DOH might want to consider an online survey, but until then, we encourage Washingtonians to pick up the phone and start talking. The core questions are provided by the federal Centers for Disease Control and Prevention and relate to high-priority health issues. It’s the largest health survey system in the world.
And because Washington adds its own survey module, DOH officials can compare our health status with other states. They can identify what communities and occupations are associated with higher-risk behavior such as tobacco, drug and alcohol use.
But Serafin says the strongest argument for taking the BRFSS comes from the state’s ability to cross-reference information. For example, recent data revealed that 5 percent of respondents 65 and older reported both cognitive decline and access to unlocked and loaded guns.
The Alliance for Gun Responsibility can use this information to shore up support for Initiative 1639, a measure on the November ballot that would strengthen firearm storage laws.
BRFSS also spotlights racial and economic disparities. Survey data shows, for example, that black adults have a significantly higher rate of diabetes compared with non-Hispanic whites.
Why is this important? Because an accurate picture precipitates change.
BRFSS reveals a disproportionately high rate of smoking in certain populations.

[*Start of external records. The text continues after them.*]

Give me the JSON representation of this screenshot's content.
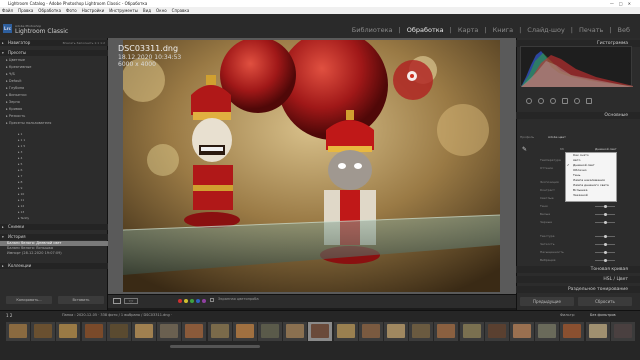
{
  "window": {
    "title": "Lightroom Catalog - Adobe Photoshop Lightroom Classic - Обработка"
  },
  "menu": [
    "Файл",
    "Правка",
    "Обработка",
    "Фото",
    "Настройки",
    "Инструменты",
    "Вид",
    "Окно",
    "Справка"
  ],
  "identity": {
    "brand_top": "Adobe Photoshop",
    "brand": "Lightroom Classic",
    "logo": "Lrc"
  },
  "modules": [
    "Библиотека",
    "Обработка",
    "Карта",
    "Книга",
    "Слайд-шоу",
    "Печать",
    "Веб"
  ],
  "left_panel": {
    "navigator": "Навигатор",
    "navigator_tabs": "Вписать  Заполнить  1:1  1:2",
    "presets": "Пресеты",
    "preset_groups": [
      "Цветные",
      "Креативные",
      "Ч/Б",
      "Default",
      "Глубина",
      "Виньетки",
      "Зерно",
      "Кривая",
      "Резкость",
      "Пресеты пользователя"
    ],
    "user_presets": [
      "1",
      "1 1",
      "1 5",
      "3",
      "4",
      "5",
      "6",
      "7",
      "8",
      "9",
      "10",
      "11",
      "12",
      "13",
      "Teddy"
    ],
    "snapshots": "Снимки",
    "history": "История",
    "history_items": [
      "Баланс белого: Дневной свет",
      "Баланс белого: Вспышка",
      "Импорт (28.12.2020 19:07:09)"
    ],
    "collections": "Коллекции",
    "copy_btn": "Копировать...",
    "paste_btn": "Вставить"
  },
  "photo": {
    "filename": "DSC03311.dng",
    "info1": "18.12.2020 10:34:53",
    "info2": "6000 x 4000"
  },
  "toolbar": {
    "softproof": "Экранная цветопроба"
  },
  "right_panel": {
    "histogram": "Гистограмма",
    "basic": "Основные",
    "profile_label": "Профиль",
    "profile_value": "Adobe цвет",
    "wb_label": "ББ",
    "wb_value": "Дневной свет",
    "sliders": [
      "Температура",
      "Оттенок",
      "Экспозиция",
      "Контраст",
      "Светлые",
      "Тени",
      "Белые",
      "Черные",
      "Текстура",
      "Четкость",
      "Насыщенность",
      "Вибрация"
    ],
    "wb_options": [
      "Как снято",
      "Авто",
      "Дневной свет",
      "Облачно",
      "Тень",
      "Лампа накаливания",
      "Лампа дневного света",
      "Вспышка",
      "Заказной"
    ],
    "wb_selected": "Дневной свет",
    "tone_curve": "Тоновая кривая",
    "hsl": "HSL / Цвет",
    "split": "Раздельное тонирование",
    "prev_btn": "Предыдущие",
    "reset_btn": "Сбросить"
  },
  "filmstrip": {
    "pages": "1  2",
    "source": "Папка : 2020-12-05 · 338 фото / 1 выбрано / DSC03311.dng ·",
    "filter": "Фильтр:",
    "filter_value": "Без фильтров"
  },
  "colors": {
    "accent": "#e8e8e8",
    "panel": "#2c2c2c",
    "logo": "#2e5f9e"
  }
}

One-in-four adults with an annual income of less than $35,000 smoke cigarettes, compared to one-in-12 who smoke in households making $75,000 or more. Consequently, poorer people have more exposure to secondhand smoke and fewer resources to quit smoking.
All this information is invaluable to health care professionals, researchers, policy makers and community leaders who want to improve our health and quality of life.
But first, Washingtonians need to answer their phones.